Sander B, Golas MM, Makarov EM et al. (2006) Organization of core spliceosomal components U5 snRNA loop I and U4/U6 Di‐snRNP within U4/U6.U5 Tri‐snRNP as revealed by electron cryomicroscopy. Molecular Cell 24: 267–278.

Sherratt MJ, Meadows RS, Graham HK, Kielty CM and Holmes DF (2009) ECM macromolecules: rotary shadowing and transmission electron microscopy. Methods in Molecular Biology (Clifton, NJ) 522: 175–181.

Stark H, Dube P, Luhrmann R and Kastner B (2001) Arrangement of RNA and proteins in the spliceosomal U1 small nuclear ribonucleoprotein particle. Nature 409: 539–542.

Takagi J, Petre BM, Walz T and Springer TA (2002) Global conformational rearrangements in integrin extracellular domains in outside‐in and inside‐out signaling. Cell 110: 599–611.

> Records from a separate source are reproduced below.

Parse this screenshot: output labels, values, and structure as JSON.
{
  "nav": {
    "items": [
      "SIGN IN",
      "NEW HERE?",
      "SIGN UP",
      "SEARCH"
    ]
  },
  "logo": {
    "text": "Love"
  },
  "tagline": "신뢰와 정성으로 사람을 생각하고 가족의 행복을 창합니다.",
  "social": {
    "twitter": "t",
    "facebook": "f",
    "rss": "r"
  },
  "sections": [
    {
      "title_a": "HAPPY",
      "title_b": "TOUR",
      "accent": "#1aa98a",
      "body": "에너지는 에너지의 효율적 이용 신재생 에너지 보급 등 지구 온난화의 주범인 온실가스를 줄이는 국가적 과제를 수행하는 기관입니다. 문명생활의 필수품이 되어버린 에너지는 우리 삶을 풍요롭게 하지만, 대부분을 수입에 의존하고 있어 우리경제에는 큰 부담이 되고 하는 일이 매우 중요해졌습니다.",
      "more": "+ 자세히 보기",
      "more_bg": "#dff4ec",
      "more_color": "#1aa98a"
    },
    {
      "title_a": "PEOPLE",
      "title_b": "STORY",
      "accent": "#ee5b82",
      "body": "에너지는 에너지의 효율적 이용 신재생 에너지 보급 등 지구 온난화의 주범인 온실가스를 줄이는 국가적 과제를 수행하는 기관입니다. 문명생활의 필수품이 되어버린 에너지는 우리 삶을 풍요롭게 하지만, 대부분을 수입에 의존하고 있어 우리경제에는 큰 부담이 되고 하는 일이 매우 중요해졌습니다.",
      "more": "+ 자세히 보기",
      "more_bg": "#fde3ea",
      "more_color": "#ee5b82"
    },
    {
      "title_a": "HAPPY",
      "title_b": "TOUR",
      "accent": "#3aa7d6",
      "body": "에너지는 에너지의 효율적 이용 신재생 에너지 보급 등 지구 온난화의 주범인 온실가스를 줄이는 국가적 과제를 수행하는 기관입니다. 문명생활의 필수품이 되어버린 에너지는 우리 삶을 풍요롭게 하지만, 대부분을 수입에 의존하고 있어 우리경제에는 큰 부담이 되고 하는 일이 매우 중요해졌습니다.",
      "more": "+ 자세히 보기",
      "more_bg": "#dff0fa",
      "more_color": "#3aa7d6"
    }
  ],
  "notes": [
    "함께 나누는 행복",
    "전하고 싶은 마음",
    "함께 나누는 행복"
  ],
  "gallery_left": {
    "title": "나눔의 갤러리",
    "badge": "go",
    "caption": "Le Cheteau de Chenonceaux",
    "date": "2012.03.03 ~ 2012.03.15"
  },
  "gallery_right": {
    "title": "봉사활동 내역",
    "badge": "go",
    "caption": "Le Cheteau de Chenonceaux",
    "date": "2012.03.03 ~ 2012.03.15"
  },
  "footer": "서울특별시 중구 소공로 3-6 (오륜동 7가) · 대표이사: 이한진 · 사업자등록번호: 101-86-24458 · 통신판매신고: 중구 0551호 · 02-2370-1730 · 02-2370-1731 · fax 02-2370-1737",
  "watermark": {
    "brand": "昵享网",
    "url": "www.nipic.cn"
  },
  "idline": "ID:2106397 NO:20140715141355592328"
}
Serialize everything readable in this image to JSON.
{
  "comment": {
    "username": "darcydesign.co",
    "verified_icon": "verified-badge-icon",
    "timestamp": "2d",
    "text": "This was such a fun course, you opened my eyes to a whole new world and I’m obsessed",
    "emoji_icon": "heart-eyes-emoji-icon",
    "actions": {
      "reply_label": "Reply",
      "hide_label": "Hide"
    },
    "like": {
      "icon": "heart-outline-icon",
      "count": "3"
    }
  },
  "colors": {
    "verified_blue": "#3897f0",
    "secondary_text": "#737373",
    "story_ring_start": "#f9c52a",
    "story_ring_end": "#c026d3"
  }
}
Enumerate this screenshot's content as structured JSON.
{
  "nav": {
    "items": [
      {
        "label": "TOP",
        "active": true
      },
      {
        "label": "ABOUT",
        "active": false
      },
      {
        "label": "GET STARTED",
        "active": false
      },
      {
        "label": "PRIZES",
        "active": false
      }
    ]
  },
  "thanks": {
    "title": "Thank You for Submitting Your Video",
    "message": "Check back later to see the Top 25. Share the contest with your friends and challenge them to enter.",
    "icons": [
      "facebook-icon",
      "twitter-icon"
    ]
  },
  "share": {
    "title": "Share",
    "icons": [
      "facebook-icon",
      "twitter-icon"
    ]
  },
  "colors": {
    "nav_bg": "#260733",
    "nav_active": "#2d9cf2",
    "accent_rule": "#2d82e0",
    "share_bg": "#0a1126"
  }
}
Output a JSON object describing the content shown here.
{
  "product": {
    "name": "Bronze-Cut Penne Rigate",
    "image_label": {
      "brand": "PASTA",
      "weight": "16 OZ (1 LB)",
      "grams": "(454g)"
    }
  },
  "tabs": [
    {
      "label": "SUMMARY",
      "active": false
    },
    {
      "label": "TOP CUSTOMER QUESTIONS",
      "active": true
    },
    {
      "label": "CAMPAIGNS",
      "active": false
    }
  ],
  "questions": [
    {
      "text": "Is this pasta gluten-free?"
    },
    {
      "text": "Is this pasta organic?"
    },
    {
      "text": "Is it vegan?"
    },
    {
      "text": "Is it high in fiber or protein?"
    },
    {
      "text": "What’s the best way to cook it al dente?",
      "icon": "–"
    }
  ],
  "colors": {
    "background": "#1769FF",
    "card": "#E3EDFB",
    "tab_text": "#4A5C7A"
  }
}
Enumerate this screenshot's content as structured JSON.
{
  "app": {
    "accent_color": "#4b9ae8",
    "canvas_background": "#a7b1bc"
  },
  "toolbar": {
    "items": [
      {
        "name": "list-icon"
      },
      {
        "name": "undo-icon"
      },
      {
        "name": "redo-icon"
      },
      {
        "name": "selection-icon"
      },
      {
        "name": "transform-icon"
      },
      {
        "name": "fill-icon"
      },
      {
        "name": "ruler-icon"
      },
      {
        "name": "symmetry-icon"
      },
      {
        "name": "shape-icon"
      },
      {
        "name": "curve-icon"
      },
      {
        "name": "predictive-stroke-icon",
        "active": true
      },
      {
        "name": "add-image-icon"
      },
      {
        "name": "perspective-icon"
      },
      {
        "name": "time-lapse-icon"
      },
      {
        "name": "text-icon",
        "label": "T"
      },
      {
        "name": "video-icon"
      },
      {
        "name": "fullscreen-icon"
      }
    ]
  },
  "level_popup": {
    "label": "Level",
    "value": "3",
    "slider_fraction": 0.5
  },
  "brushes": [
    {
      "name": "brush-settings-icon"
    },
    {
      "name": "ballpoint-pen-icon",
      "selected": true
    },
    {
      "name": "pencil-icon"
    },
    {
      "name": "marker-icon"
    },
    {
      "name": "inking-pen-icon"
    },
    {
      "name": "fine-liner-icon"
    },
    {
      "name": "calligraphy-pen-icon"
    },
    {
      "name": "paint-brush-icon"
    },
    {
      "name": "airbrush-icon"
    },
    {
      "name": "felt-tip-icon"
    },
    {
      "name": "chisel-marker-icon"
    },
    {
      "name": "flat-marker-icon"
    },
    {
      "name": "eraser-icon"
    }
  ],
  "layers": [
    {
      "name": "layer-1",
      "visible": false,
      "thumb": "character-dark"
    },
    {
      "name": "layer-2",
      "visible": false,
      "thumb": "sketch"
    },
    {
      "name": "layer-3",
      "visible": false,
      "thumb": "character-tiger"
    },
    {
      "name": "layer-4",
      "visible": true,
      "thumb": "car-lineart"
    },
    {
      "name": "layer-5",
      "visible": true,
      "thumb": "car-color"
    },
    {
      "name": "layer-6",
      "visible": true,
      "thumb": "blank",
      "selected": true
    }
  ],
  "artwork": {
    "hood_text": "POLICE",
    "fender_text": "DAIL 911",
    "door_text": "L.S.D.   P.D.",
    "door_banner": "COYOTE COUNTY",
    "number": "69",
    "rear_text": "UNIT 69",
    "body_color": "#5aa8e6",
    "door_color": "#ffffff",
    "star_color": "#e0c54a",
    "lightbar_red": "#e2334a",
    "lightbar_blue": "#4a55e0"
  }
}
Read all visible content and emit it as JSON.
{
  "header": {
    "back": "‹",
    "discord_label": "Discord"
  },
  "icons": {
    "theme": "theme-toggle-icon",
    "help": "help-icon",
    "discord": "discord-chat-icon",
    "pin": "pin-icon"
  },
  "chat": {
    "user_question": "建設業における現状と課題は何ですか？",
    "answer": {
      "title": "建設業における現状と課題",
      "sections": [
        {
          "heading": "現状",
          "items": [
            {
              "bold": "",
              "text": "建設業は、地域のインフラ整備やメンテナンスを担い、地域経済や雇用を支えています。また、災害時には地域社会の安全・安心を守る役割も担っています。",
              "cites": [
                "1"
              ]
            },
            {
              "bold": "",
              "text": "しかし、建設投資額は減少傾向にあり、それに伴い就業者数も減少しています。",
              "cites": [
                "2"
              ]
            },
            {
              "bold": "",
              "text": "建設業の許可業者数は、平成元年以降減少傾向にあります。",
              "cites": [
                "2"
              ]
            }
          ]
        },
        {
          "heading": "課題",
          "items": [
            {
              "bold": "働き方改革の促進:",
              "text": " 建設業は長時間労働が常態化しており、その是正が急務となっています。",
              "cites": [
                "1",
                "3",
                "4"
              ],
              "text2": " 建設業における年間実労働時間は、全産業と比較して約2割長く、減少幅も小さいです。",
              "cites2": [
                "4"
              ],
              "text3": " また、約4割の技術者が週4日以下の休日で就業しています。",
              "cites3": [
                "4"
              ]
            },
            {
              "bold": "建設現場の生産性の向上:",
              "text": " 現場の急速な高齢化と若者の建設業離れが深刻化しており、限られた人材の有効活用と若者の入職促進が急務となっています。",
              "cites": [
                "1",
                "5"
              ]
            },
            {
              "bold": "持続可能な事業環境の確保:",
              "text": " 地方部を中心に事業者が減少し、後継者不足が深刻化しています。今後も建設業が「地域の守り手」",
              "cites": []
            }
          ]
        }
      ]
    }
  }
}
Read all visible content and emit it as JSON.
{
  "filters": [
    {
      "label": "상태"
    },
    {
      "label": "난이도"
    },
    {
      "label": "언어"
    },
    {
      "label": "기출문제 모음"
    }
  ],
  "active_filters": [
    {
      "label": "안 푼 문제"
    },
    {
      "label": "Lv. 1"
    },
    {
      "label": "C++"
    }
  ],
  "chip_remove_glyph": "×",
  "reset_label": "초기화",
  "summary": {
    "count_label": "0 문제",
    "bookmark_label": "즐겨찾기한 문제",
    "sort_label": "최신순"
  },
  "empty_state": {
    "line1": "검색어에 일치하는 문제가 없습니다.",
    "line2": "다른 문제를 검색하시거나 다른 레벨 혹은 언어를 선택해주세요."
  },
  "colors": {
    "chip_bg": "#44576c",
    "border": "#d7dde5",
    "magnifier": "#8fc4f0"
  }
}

Takagi J, Strokovich K, Springer TA and Walz T (2003) Structure of integrin alpha5beta1 in complex with fibronectin. EMBO Journal 22: 4607–4615.

van Heel M, Harauz G, Orlova EV, Schmidt R and Schatz M (1996) A new generation of the IMAGIC image processing system. Journal of Structural Biology 116: 17–24.

Further Reading

Frank J (2002) Single‐particle imaging of macromolecules by cryo‐electron microscopy. Annual Review of Biophysics and Biomolecular Structure 31: 303–319.

Leschziner AE and Nogales E (2007) Visualizing flexibility at molecular resolution: analysis of heterogeneity in single‐particle electron microscopy reconstructions. Annual Review of Biophysics and Biomolecular Structure 36: 43–62.

Ohi M, Li Y, Cheng Y and Walz T (2004) Negative staining and image classification – powerful tools in modern electron microscopy. Biological Procedures Online 6: 23–34.

Contact Editor close
Submit a note to the editor about this article by filling in the form below.

* Required Field

How to Cite close
Ohi, Melanie D(Dec 2009) EM Analysis of Protein Structure. In: eLS. John Wiley & Sons Ltd, Chichester. http://www.els.net [doi: 10.1002/9780470015902.a0021885]